Thursday, April 14, 2011

Cordial and Costuming

Hello!  I just wanted to do you all the courtesy of letting you know that I will likely be quiet over the next two weeks, as I frantically ramp up my costuming efforts for an upcoming general sci-fi / fantasy convention (and then attend said convention).  Once I am back home and settled in with a cup of invigorating cordial, I will recommence my writing.  

Thank you all for stopping by my salon, and I shall be back at the end of the month.


Tuesday, April 12, 2011

Quick and Dirty: Plain Hat to Steampunk'd Lid

Welcome, good people.  Today's piece is on a relatively quick and dirty modification of a plain hat to a steampunked lid.

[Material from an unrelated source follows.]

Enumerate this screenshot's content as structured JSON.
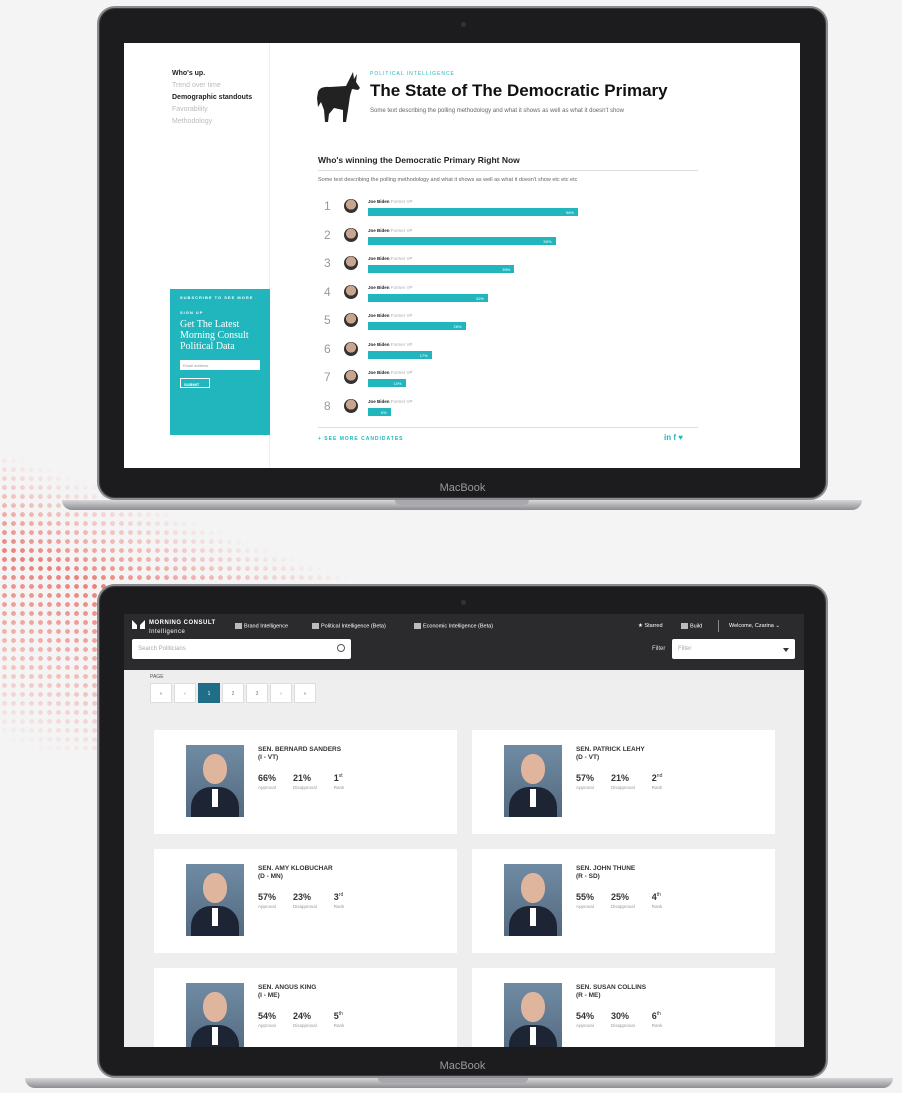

With luck, when out thrifting one day, I stumbled upon a somewhat louche velvet hat which fit my small head like a glove (rare) and had rather the look of having been sat upon at one point in its past.  Below is that hat.
While I loved it's appealingly slightly crumpled and abused air, it needed some livening up.  I purchased some white lace trim, which I added on top of the black grosgrain ribbon, ending at the bow.  I really loved the crumpled grosgrain bow, and decided to leave it as it was.  (You can see in the rear view picture how the hat sort of crumples to the side a bit.
Next, the hat needed serious adornment.  Fortunately, a couple of years before I was able to actually start my steampunk costuming, I had gone browsing online for old pocketwatch broken bits and parts, and was able to find some relatively cheap (compared to trying to find the same things now!) and had bought several batches.  With some of the pocketwatch pieces, a freshwater pearl and a tumbled garnet raided from my beading supplies, and some nice clockhands from Lee Valley, and with considerable amounts of Gorilla Super Glue, I made a clockwork decoration for my hat.  Warning: I got that glue on my fingers (cause I seem to lack fine motor control) and it took sandpaper to remove it - along with a bit of skin.

I firmly attached the ornament to the hat by sewing it on, using the holes that were in the various clock parts.  Below are two views of ornament and hat.
I'm not as sure that this qualifies as quite as Quick and Dirty as some of the others.  However, the hat was cheap (and I am happy it's not the usual mini-hat), the lace was cheap, the clockwork bits and gears had been cheap when I got them.  And the mod was relatively easy, with the most complicated bit being the creation of the ornament.  

However, it is proof that even a sad sat-upon hat can be turned into decadent little accessory.
Hamming it up in my louche little lid.

Thursday, April 7, 2011

Quick and Dirty: Steampunking a Vest Bustier

Okay, here's another how-I-did-it piece on quick and dirty steampunk costuming.

Because sometimes, you want it fast and you want it to be easy.

Hmm ... hrm ... ahem.

So, I wanted a vest I could throw on with a skirt and blouse to jazz it up a bit.  Again, this was part of a 2-week costuming bender I went on right before a Con.  So I hit the thrift stores, and came up with this:
What I really liked about this black heavy-weight cotton vest was its fit - very snug, and very firm fabric, so it provided good support and close to corset-like shaping.  However, it definitely needed some quick jazzing-up.  Using a scrap of black leather the sewing machine could handle, and a silver clip, I made a keyfob which I stitched directly to the vest.
I had some silverish wind-up and skeleton keys, so I added them to the built-in keyfob.   I added a silver pocketwatch. 
I played with a few other ideas, tricking it out with a old medal I'd found (which I planned to mod) and a  silver kilt pin with a cluster of silver safety pins at one end and a sewing chatelaine on the other end (thimble case, needle case, seam ripper).
I wasn't so happy with it, but it suited for one convention.  
I have now removed the medal and the kiltpin chatelaine, and have replaced them with an ornament I made with a silver kiltpin and a teapot charm. 
Not sure where this will go from here, but I don't want to give up on the vest.  

Anyone have suggestions for tricking this simple and very convenient vest into a more steampunk realm?  Or is it sufficient as it is?